**Task requirements:**
Only the number should be given: how many lines below contain "Google".

**Records provided:**
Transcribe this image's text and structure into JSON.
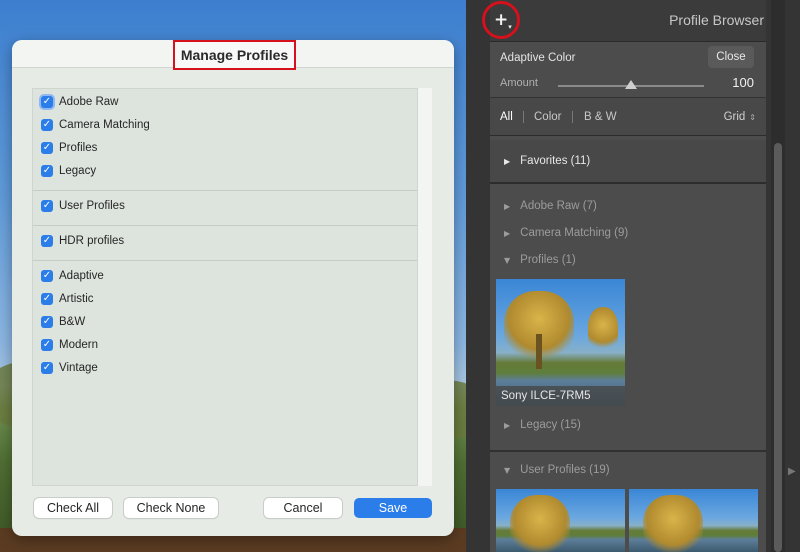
{
  "dialog": {
    "title": "Manage Profiles",
    "groups": [
      [
        {
          "label": "Adobe Raw",
          "checked": true,
          "focused": true
        },
        {
          "label": "Camera Matching",
          "checked": true
        },
        {
          "label": "Profiles",
          "checked": true
        },
        {
          "label": "Legacy",
          "checked": true
        }
      ],
      [
        {
          "label": "User Profiles",
          "checked": true
        }
      ],
      [
        {
          "label": "HDR profiles",
          "checked": true
        }
      ],
      [
        {
          "label": "Adaptive",
          "checked": true
        },
        {
          "label": "Artistic",
          "checked": true
        },
        {
          "label": "B&W",
          "checked": true
        },
        {
          "label": "Modern",
          "checked": true
        },
        {
          "label": "Vintage",
          "checked": true
        }
      ]
    ],
    "buttons": {
      "check_all": "Check All",
      "check_none": "Check None",
      "cancel": "Cancel",
      "save": "Save"
    }
  },
  "browser": {
    "title": "Profile Browser",
    "add_icon": "plus-icon",
    "adaptive": {
      "title": "Adaptive Color",
      "close_label": "Close",
      "amount_label": "Amount",
      "amount_value": "100",
      "amount_fraction": 0.5
    },
    "filters": [
      {
        "label": "All",
        "active": true
      },
      {
        "label": "Color",
        "active": false
      },
      {
        "label": "B & W",
        "active": false
      }
    ],
    "view_mode": "Grid",
    "favorites": {
      "label": "Favorites (11)",
      "expanded": false
    },
    "groups": [
      {
        "label": "Adobe Raw (7)",
        "expanded": false
      },
      {
        "label": "Camera Matching (9)",
        "expanded": false
      },
      {
        "label": "Profiles (1)",
        "expanded": true
      },
      {
        "label": "Legacy (15)",
        "expanded": false
      },
      {
        "label": "User Profiles (19)",
        "expanded": true
      }
    ],
    "profile_thumb_caption": "Sony ILCE-7RM5"
  },
  "colors": {
    "accent": "#2b7de9",
    "highlight": "#d4111c",
    "panel": "#4b4c4b"
  }
}
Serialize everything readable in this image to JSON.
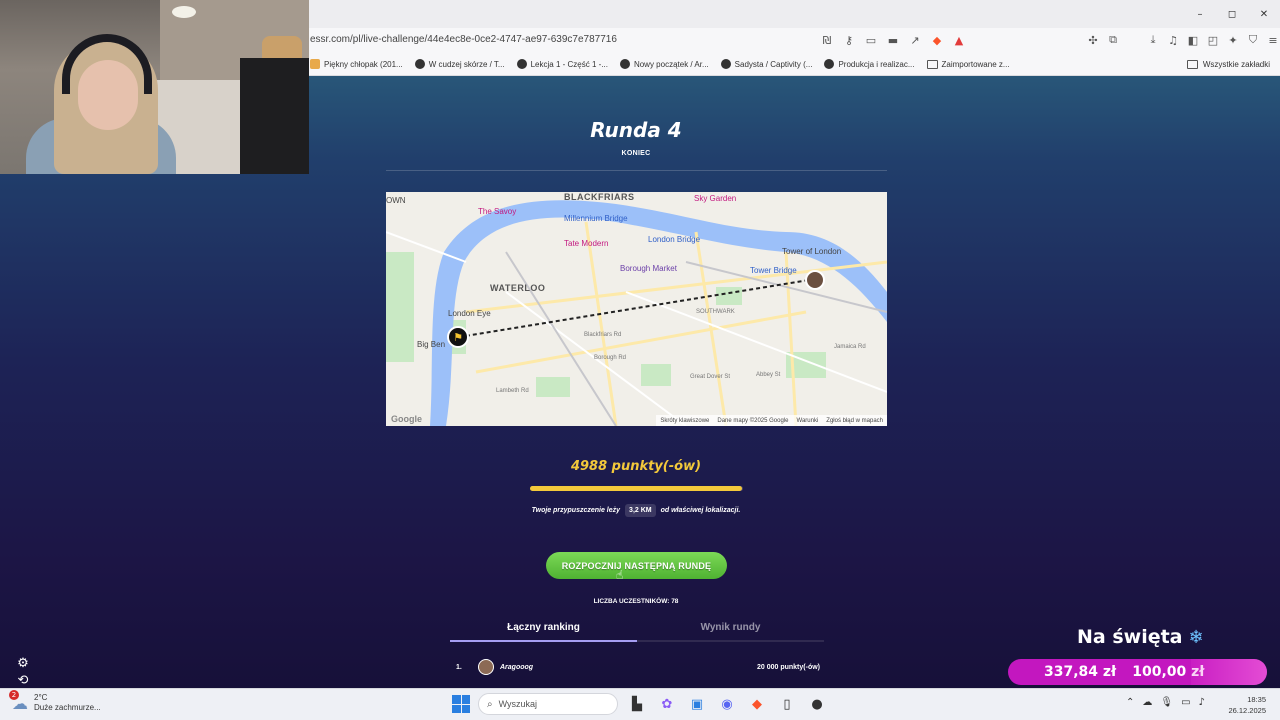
{
  "browser": {
    "window_controls": [
      "–",
      "◻",
      "✕"
    ],
    "url": "essr.com/pl/live-challenge/44e4ec8e-0ce2-4747-ae97-639c7e787716",
    "bookmarks": [
      "Piękny chłopak (201...",
      "W cudzej skórze / T...",
      "Lekcja 1 - Część 1 -...",
      "Nowy początek / Ar...",
      "Sadysta / Captivity (...",
      "Produkcja i realizac...",
      "Zaimportowane z..."
    ],
    "bookmarks_right": "Wszystkie zakładki"
  },
  "round": {
    "title": "Runda 4",
    "status": "KONIEC"
  },
  "map": {
    "labels": {
      "blackfriars": "BLACKFRIARS",
      "savoy": "The Savoy",
      "millennium_bridge": "Millennium Bridge",
      "sky_garden": "Sky Garden",
      "tate_modern": "Tate Modern",
      "london_bridge": "London Bridge",
      "tower_of_london": "Tower of London",
      "tower_bridge": "Tower Bridge",
      "borough_market": "Borough Market",
      "waterloo": "WATERLOO",
      "london_eye": "London Eye",
      "big_ben": "Big Ben",
      "southwark": "SOUTHWARK",
      "borough_rd": "Borough Rd",
      "lambeth_rd": "Lambeth Rd",
      "blackfriars_rd": "Blackfriars Rd",
      "great_dover_st": "Great Dover St",
      "abbey_st": "Abbey St",
      "jamaica_rd": "Jamaica Rd",
      "own": "OWN"
    },
    "footer": [
      "Skróty klawiszowe",
      "Dane mapy ©2025 Google",
      "Warunki",
      "Zgłoś błąd w mapach"
    ],
    "google": "Google"
  },
  "result": {
    "points": "4988 punkty(-ów)",
    "score_fraction": 0.9976,
    "guess_prefix": "Twoje przypuszczenie leży",
    "distance": "3,2 KM",
    "guess_suffix": "od właściwej lokalizacji."
  },
  "actions": {
    "next_round": "ROZPOCZNIJ NASTĘPNĄ RUNDĘ"
  },
  "participants": "LICZBA UCZESTNIKÓW: 78",
  "tabs": [
    "Łączny ranking",
    "Wynik rundy"
  ],
  "ranking": [
    {
      "rank": "1.",
      "name": "Aragooog",
      "points": "20 000 punkty(-ów)"
    }
  ],
  "donation": {
    "label": "Na święta",
    "current": "337,84 zł",
    "goal": "100,00 zł"
  },
  "taskbar": {
    "weather_badge": "2",
    "temperature": "2°C",
    "weather": "Duże zachmurze...",
    "search_placeholder": "Wyszukaj",
    "time": "18:35",
    "date": "26.12.2025"
  },
  "colors": {
    "accent_gold": "#f3c93b",
    "button_green": "#5cc23b",
    "tab_active": "#a59ef3",
    "donation_pink": "#c317bf"
  }
}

**Problem solution:**
2